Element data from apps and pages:

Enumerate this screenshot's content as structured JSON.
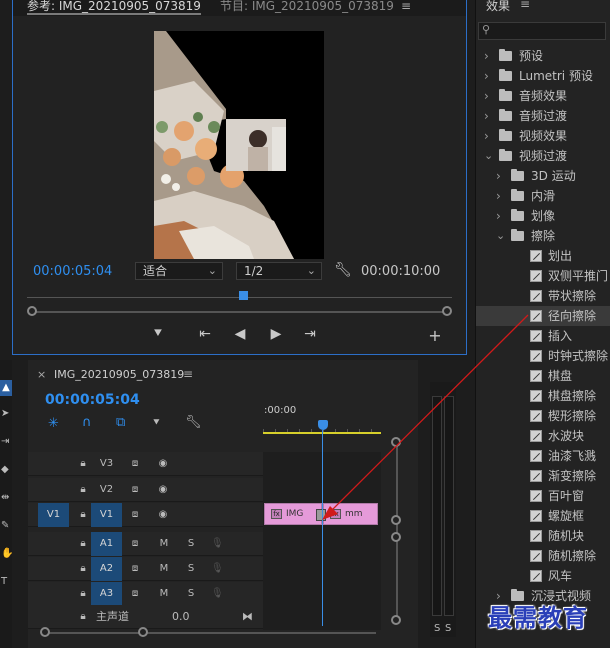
{
  "monitor": {
    "tab_source": "参考: IMG_20210905_073819",
    "tab_program": "节目: IMG_20210905_073819",
    "menu_icon": "≡",
    "current_time": "00:00:05:04",
    "fit_label": "适合",
    "resolution_label": "1/2",
    "duration": "00:00:10:00"
  },
  "effects": {
    "title": "效果",
    "menu_icon": "≡",
    "items": [
      {
        "label": "预设",
        "type": "folder-star",
        "level": 0,
        "open": false
      },
      {
        "label": "Lumetri 预设",
        "type": "folder-star",
        "level": 0,
        "open": false
      },
      {
        "label": "音频效果",
        "type": "folder",
        "level": 0,
        "open": false
      },
      {
        "label": "音频过渡",
        "type": "folder",
        "level": 0,
        "open": false
      },
      {
        "label": "视频效果",
        "type": "folder",
        "level": 0,
        "open": false
      },
      {
        "label": "视频过渡",
        "type": "folder",
        "level": 0,
        "open": true
      },
      {
        "label": "3D 运动",
        "type": "folder",
        "level": 1,
        "open": false
      },
      {
        "label": "内滑",
        "type": "folder",
        "level": 1,
        "open": false
      },
      {
        "label": "划像",
        "type": "folder",
        "level": 1,
        "open": false
      },
      {
        "label": "擦除",
        "type": "folder",
        "level": 1,
        "open": true
      },
      {
        "label": "划出",
        "type": "effect",
        "level": 2
      },
      {
        "label": "双侧平推门",
        "type": "effect",
        "level": 2
      },
      {
        "label": "带状擦除",
        "type": "effect",
        "level": 2
      },
      {
        "label": "径向擦除",
        "type": "effect",
        "level": 2,
        "selected": true
      },
      {
        "label": "插入",
        "type": "effect",
        "level": 2
      },
      {
        "label": "时钟式擦除",
        "type": "effect",
        "level": 2
      },
      {
        "label": "棋盘",
        "type": "effect",
        "level": 2
      },
      {
        "label": "棋盘擦除",
        "type": "effect",
        "level": 2
      },
      {
        "label": "楔形擦除",
        "type": "effect",
        "level": 2
      },
      {
        "label": "水波块",
        "type": "effect",
        "level": 2
      },
      {
        "label": "油漆飞溅",
        "type": "effect",
        "level": 2
      },
      {
        "label": "渐变擦除",
        "type": "effect",
        "level": 2
      },
      {
        "label": "百叶窗",
        "type": "effect",
        "level": 2
      },
      {
        "label": "螺旋框",
        "type": "effect",
        "level": 2
      },
      {
        "label": "随机块",
        "type": "effect",
        "level": 2
      },
      {
        "label": "随机擦除",
        "type": "effect",
        "level": 2
      },
      {
        "label": "风车",
        "type": "effect",
        "level": 2
      },
      {
        "label": "沉浸式视频",
        "type": "folder",
        "level": 1,
        "open": false
      }
    ]
  },
  "timeline": {
    "sequence_name": "IMG_20210905_073819",
    "close_icon": "×",
    "menu_icon": "≡",
    "current_time": "00:00:05:04",
    "ruler_start": ":00:00",
    "tracks": [
      {
        "name": "V3",
        "mute": "",
        "solo": ""
      },
      {
        "name": "V2",
        "mute": "",
        "solo": ""
      },
      {
        "name": "V1",
        "mute": "",
        "solo": ""
      },
      {
        "name": "A1",
        "mute": "M",
        "solo": "S"
      },
      {
        "name": "A2",
        "mute": "M",
        "solo": "S"
      },
      {
        "name": "A3",
        "mute": "M",
        "solo": "S"
      }
    ],
    "source_patch_v": "V1",
    "master_label": "主声道",
    "master_value": "0.0",
    "clip_a_label": "IMG",
    "clip_b_label": "mm",
    "fx_badge": "fx"
  },
  "meter": {
    "solo_left": "S",
    "solo_right": "S"
  },
  "watermark": {
    "text": "最需教育"
  },
  "colors": {
    "accent": "#2f8ff0",
    "clip": "#e59ad9",
    "playhead": "#3a8ee6",
    "arrow": "#d11a1a"
  }
}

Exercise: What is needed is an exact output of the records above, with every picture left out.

Result of this task:
Enumerate this screenshot's content as structured JSON.
{
  "monitor": {
    "tab_source": "参考: IMG_20210905_073819",
    "tab_program": "节目: IMG_20210905_073819",
    "menu_icon": "≡",
    "current_time": "00:00:05:04",
    "fit_label": "适合",
    "resolution_label": "1/2",
    "duration": "00:00:10:00"
  },
  "effects": {
    "title": "效果",
    "menu_icon": "≡",
    "items": [
      {
        "label": "预设",
        "type": "folder-star",
        "level": 0,
        "open": false
      },
      {
        "label": "Lumetri 预设",
        "type": "folder-star",
        "level": 0,
        "open": false
      },
      {
        "label": "音频效果",
        "type": "folder",
        "level": 0,
        "open": false
      },
      {
        "label": "音频过渡",
        "type": "folder",
        "level": 0,
        "open": false
      },
      {
        "label": "视频效果",
        "type": "folder",
        "level": 0,
        "open": false
      },
      {
        "label": "视频过渡",
        "type": "folder",
        "level": 0,
        "open": true
      },
      {
        "label": "3D 运动",
        "type": "folder",
        "level": 1,
        "open": false
      },
      {
        "label": "内滑",
        "type": "folder",
        "level": 1,
        "open": false
      },
      {
        "label": "划像",
        "type": "folder",
        "level": 1,
        "open": false
      },
      {
        "label": "擦除",
        "type": "folder",
        "level": 1,
        "open": true
      },
      {
        "label": "划出",
        "type": "effect",
        "level": 2
      },
      {
        "label": "双侧平推门",
        "type": "effect",
        "level": 2
      },
      {
        "label": "带状擦除",
        "type": "effect",
        "level": 2
      },
      {
        "label": "径向擦除",
        "type": "effect",
        "level": 2,
        "selected": true
      },
      {
        "label": "插入",
        "type": "effect",
        "level": 2
      },
      {
        "label": "时钟式擦除",
        "type": "effect",
        "level": 2
      },
      {
        "label": "棋盘",
        "type": "effect",
        "level": 2
      },
      {
        "label": "棋盘擦除",
        "type": "effect",
        "level": 2
      },
      {
        "label": "楔形擦除",
        "type": "effect",
        "level": 2
      },
      {
        "label": "水波块",
        "type": "effect",
        "level": 2
      },
      {
        "label": "油漆飞溅",
        "type": "effect",
        "level": 2
      },
      {
        "label": "渐变擦除",
        "type": "effect",
        "level": 2
      },
      {
        "label": "百叶窗",
        "type": "effect",
        "level": 2
      },
      {
        "label": "螺旋框",
        "type": "effect",
        "level": 2
      },
      {
        "label": "随机块",
        "type": "effect",
        "level": 2
      },
      {
        "label": "随机擦除",
        "type": "effect",
        "level": 2
      },
      {
        "label": "风车",
        "type": "effect",
        "level": 2
      },
      {
        "label": "沉浸式视频",
        "type": "folder",
        "level": 1,
        "open": false
      }
    ]
  },
  "timeline": {
    "sequence_name": "IMG_20210905_073819",
    "close_icon": "×",
    "menu_icon": "≡",
    "current_time": "00:00:05:04",
    "ruler_start": ":00:00",
    "tracks": [
      {
        "name": "V3",
        "mute": "",
        "solo": ""
      },
      {
        "name": "V2",
        "mute": "",
        "solo": ""
      },
      {
        "name": "V1",
        "mute": "",
        "solo": ""
      },
      {
        "name": "A1",
        "mute": "M",
        "solo": "S"
      },
      {
        "name": "A2",
        "mute": "M",
        "solo": "S"
      },
      {
        "name": "A3",
        "mute": "M",
        "solo": "S"
      }
    ],
    "source_patch_v": "V1",
    "master_label": "主声道",
    "master_value": "0.0",
    "clip_a_label": "IMG",
    "clip_b_label": "mm",
    "fx_badge": "fx"
  },
  "meter": {
    "solo_left": "S",
    "solo_right": "S"
  },
  "watermark": {
    "text": "最需教育"
  },
  "colors": {
    "accent": "#2f8ff0",
    "clip": "#e59ad9",
    "playhead": "#3a8ee6",
    "arrow": "#d11a1a"
  }
}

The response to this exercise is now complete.